I was born in Tokyo on 1941. Learned biochemistry at Tokyo University, Faculty of Science, Department of Biophysics and Biochemistry, then to the graduate school of the same department (doctoral degree 1970). In 1967, joined University of Geneva, Institute of Molecular Biology, Switzerland under the guidance of Prof E. Kellenberger. I greatly enjoyed learning vital essence of molecular biology there. In 1970, moved to USA, giving me an opportunity to learn USA society and people. Then I was lucky to be selected at Department of Biophysics, Kyoto University in 1971 as associate professor and to full professor 1977, and greatly enjoyed working and thinking there until 2011 (retired)). My research was supported by my wife Shigemi at home who made a wonderful happy family with three children (Kyoko, Ryoya, Tetsuya). Also so many talented excellent graduate students came and stayed. My topics included the assembly of bacteriophage T4 (1970-1979), genetic control of chromosome dynamics during eukaryotic mitosis (1978-current). After 2011, I moved to Okinawa, initiating to study completely new subjects (see below). I received the Merit of Culture in 2011, elected to the foreign membership of US National Academy of Sciences, Royal Society of London and European Molecular Biology Organization.

Research Interests

How fission yeast condensin and cohesin can regulate chromosome structure in mitosis. This question is intriguing to me, as these two complexes are similar in structure, but their role in chromosome dynamics look quite distinct. We identified a number of fission yeast genes required for G0 quiescence, and are trying to understand their role in the entry into, maintenance of and exit from quiescence. These two are old and new questions for me. We started to work on human metabolomics since our new Okinawa lab started 10 yr ago. The study was rapidly progressed and we are fairly confident that metabolomics will be a main tool to diagnose health and disease of human individuals. We have so far investigated metabolites in blood, urine and saliva and their significant changes of specific makers (biomarkers) and variations during human aging and also in fasting, and in diseases such as frailty and Alzheimer.

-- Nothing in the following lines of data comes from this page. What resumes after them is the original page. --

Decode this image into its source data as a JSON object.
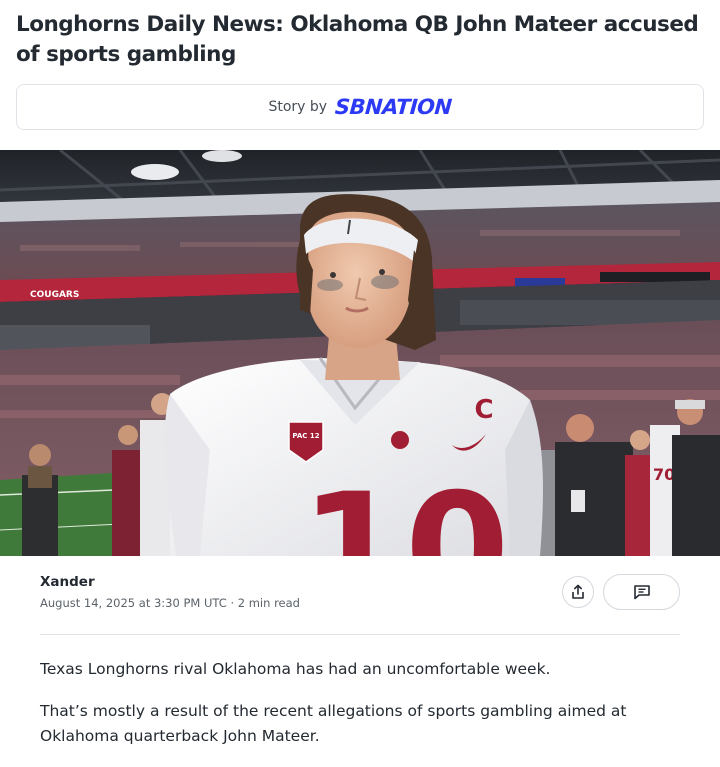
{
  "article": {
    "headline": "Longhorns Daily News: Oklahoma QB John Mateer accused of sports gambling",
    "story_by_label": "Story by",
    "source_logo_text": "SBNATION",
    "hero_image": {
      "jersey_patch": "PAC 12",
      "captain_mark": "C",
      "jersey_number": "10",
      "banner_text": "COUGARS"
    },
    "author": "Xander",
    "published": "August 14, 2025 at 3:30 PM UTC",
    "read_time": "2 min read",
    "paragraphs": [
      "Texas Longhorns rival Oklahoma has had an uncomfortable week.",
      "That’s mostly a result of the recent allegations of sports gambling aimed at Oklahoma quarterback John Mateer."
    ]
  },
  "actions": {
    "share_icon": "share-icon",
    "comment_icon": "comment-icon"
  },
  "colors": {
    "sbnation_blue": "#2d3af5",
    "cougar_crimson": "#a11d33"
  }
}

Membership Type

International Member

Election Year


Primary Section

Section 26: Genetics